CNBC reported health experts and government officials say sports events probably won’t happen until next year at the earliest.
The cable news network reported that while leagues devise plans to play games without fans and some governors consider opening venues, health experts say gatherings without strict social distancing shouldn’t come back until at least 2021.
Peter Bach, director of the Center for Health Policy and Outcomes, told the network the return of big events is not a priority.
“Having gone to those events, I don’t know you’d keep people from exposing the virus to one another, and I don’t know how you could contact-trace there without a lot of intrusion,” Bach told the news service.
Dr. Dhruv Khullar at New York-Presbyterian Hospital said only a vaccine, ubiquitous testing or vastly improved treatment will accelerate the pace of large gatherings without strict social distancing.
“The reality is in the hospital we see the real devastating effects of moving too quickly and not adhering to social distancing practices,” Khullar said.
On what might need to open for sports to commence, PYMNTS reported stadium games will not be the same for some time.
Gil Fried, professor and chair at the University of New Haven’s sports management program, told PYMNTS about one of the COVID-19 rules: “It’s not, you might need to have a seat on either side of you that’s free. It might be two seats on either side – and then one in front, one behind.”
While the NFL has yet to decide the fate of its 2020 season, the league has a plan for ticket refunds.
In a memo obtained by CNBC, Commissioner Roger Goodell said teams will have a policy to refund fans for tickets if a game is cancelled or played to an empty stadium. Fans can opt for a cash refund or get another ticket for a later game.
PYMNTS founder Karen Webster wrote last week the challenge of jumpstarting the economy after nearly two months of a near-total shutdown is similar to the one faced by an entrepreneur with a platform business they want to ignite and scale.
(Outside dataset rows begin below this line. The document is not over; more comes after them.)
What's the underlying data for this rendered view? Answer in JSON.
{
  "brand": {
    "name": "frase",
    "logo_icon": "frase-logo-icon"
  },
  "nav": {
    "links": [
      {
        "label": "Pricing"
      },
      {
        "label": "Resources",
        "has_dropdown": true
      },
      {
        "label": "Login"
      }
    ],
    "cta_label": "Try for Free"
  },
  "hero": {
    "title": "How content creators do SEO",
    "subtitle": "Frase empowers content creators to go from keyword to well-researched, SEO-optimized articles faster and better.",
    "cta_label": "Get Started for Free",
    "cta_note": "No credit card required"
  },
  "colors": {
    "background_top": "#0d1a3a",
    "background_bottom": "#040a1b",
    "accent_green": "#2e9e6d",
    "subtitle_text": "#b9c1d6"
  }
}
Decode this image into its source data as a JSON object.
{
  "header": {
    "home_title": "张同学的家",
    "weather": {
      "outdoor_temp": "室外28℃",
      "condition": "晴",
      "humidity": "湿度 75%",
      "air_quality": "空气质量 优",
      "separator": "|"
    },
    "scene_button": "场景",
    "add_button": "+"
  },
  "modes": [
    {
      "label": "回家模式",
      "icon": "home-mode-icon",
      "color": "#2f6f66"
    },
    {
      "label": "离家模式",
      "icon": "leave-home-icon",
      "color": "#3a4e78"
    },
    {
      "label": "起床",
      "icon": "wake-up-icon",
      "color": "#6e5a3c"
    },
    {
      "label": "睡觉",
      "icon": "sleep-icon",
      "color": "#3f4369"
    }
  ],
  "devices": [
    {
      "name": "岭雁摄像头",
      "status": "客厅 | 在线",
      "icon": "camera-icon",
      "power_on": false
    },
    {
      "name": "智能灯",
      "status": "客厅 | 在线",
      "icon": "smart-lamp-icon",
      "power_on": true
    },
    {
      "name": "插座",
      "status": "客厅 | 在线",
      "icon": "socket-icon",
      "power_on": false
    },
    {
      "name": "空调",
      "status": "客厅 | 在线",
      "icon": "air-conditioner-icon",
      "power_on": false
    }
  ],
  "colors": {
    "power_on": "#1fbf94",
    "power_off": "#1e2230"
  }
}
It will take identifying stakeholders, understanding their interdependencies and devising a strategy to build critical mass on all sides while aligning supply with demand, she wrote.